How can great artists, musicians and psychologists give you inspiration?

You’ll find the answers to these questions and many others in this book.

Each chapter is a short article based on original material I’ve previously published online in answer to FAQs aspiring writers type into search engines.

And I can certainly say that before I get back to completing my new novel ‘Director’s Cut’, I’ll read through ‘Perilous Path’ myself paying close attention, because I need to take my own advice!

Beta readers have said this about the book:

I found it fascinating to read how one new writer began to write,  and continued to self-motivate in her determination to achieve her goals – and how her faith provides example and inspiration.

Some of the articles contain ideas about writing that I haven’t considered previously; some of them are more like friendly reminders of things I already know, or focus on interests that (like many readers and writers, I imagine) I share with the author.
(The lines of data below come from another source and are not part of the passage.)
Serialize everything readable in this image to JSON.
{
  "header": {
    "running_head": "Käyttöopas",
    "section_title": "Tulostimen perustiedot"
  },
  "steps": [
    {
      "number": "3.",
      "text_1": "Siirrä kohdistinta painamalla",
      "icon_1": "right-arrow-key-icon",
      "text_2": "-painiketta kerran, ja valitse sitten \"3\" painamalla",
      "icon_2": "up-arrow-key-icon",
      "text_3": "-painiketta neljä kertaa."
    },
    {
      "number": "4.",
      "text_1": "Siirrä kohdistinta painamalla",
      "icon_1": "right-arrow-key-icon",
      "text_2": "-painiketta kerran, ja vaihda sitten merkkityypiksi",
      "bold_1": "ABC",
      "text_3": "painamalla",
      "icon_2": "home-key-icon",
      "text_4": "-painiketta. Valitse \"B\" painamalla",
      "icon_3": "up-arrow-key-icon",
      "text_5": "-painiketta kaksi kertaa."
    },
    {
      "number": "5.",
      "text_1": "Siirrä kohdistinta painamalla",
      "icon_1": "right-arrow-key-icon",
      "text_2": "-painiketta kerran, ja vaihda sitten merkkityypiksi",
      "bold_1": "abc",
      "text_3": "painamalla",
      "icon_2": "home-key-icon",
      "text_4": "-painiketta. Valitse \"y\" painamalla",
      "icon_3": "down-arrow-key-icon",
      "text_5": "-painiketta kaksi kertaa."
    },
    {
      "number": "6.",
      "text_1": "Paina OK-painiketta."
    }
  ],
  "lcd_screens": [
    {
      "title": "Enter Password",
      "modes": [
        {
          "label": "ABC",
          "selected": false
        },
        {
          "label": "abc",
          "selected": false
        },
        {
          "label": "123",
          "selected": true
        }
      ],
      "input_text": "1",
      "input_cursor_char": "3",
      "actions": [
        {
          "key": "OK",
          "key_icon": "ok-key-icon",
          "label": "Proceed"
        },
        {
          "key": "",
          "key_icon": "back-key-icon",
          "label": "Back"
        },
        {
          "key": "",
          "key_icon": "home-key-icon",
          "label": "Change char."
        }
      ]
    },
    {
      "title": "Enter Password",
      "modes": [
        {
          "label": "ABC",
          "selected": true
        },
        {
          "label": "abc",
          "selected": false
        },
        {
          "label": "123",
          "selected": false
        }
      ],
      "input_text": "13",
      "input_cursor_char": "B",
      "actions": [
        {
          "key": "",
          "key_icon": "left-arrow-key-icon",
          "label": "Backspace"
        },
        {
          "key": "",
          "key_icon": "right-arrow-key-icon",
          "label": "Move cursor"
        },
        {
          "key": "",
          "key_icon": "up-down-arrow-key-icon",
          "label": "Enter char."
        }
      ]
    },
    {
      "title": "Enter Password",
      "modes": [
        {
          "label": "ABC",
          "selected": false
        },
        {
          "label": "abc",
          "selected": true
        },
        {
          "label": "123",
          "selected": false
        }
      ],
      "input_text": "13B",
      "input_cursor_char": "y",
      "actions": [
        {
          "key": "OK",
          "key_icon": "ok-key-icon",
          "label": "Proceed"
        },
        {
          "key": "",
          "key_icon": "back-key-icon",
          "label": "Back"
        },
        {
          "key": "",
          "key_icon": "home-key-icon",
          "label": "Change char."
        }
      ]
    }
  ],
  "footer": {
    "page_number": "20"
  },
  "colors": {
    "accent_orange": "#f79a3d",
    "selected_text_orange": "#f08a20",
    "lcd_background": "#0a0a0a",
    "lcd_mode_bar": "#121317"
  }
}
Reading the book felt like having a “friend in the room” giving advice and sharing her experience of the writing process.

 

‘It’s written in a simple and engaging style. It doesn’t go in depth into theoretical techniques but seems like an encouragement, even if you have writer’s block, and a reminder of things, some of which I already know. Other authors might have gone into a lot of detail, on many of these subjects, going on for 20 pages on one particular theory or technique – and I wouldn’t be interested in reading that. But SC Skillman has written this in such a way as you feel you have a friendly guide on your shoulder.’

The book costs £4.74 for the paperback and £2.42 to download on your Kindle.

And if you do read and enjoy it please remember to leave a review on Amazon!

 

 

 

 

What a Great Actress Has to Say to Creative Writers: Miriam Margolyes

Miriam Margolyes is an actress I have watched and been captivated by for decades. miriam-margolyesShe is of course the essential Dickensian character and she was perfect as a JK Rowling character too, and has been so in many other roles, both on TV and radio. I have often marvelled at her wonderful fluid and flexible voice on radio, and how incredibly versatile she is.

In her most recent appearance on our TV screens, investigating places round the world to retire to, the sheer roguish power of her personality is compelling. She slightly – and for some, greatly – outrages and offends us, yet I love her. She gives us permission to be who we are, whatever that may be, and she is a perfect example of being just exactly who she is, in total honesty and openness and freedom.

Despite the fact that she subverts the supposed ideal of feminine attractiveness in this very deluded society we live in, I think she is beautiful. She has eyes which shine with character and understanding and life. She is an intelligent and inspirational actress.

What does she have to say to us as creative writers? I read in an interview with Ernest Hemingway that as writers we have, above all, to be true to ourselves; and our most essential piece of equipment should be a “shock-proof shit-detector” (Hemingway’s words). A writing mentor once said to me, “If you’re going to be a writer you have to come clean with yourself.” For some that can be a lifetime’s journey. I do believe that as writers if we are deceiving ourselves in any way at all, it will work its way into our writing. And another quote is also compelling: “be sure that your audience will find you out.” Any writer can attest to that from reading their Amazon reviews.

But before you ever get to Amazon reviews you must deal with comments and feedback on your ms from beta readers and professional editors. Every  criticism on your writing must be taken as reflecting on the work itself, and not on you as a person – something else that is very difficult for notoriously thin-skinned, sensitive writers.

What do you think?  Do you relate to this at all? I’d welcome comments from fellow writers.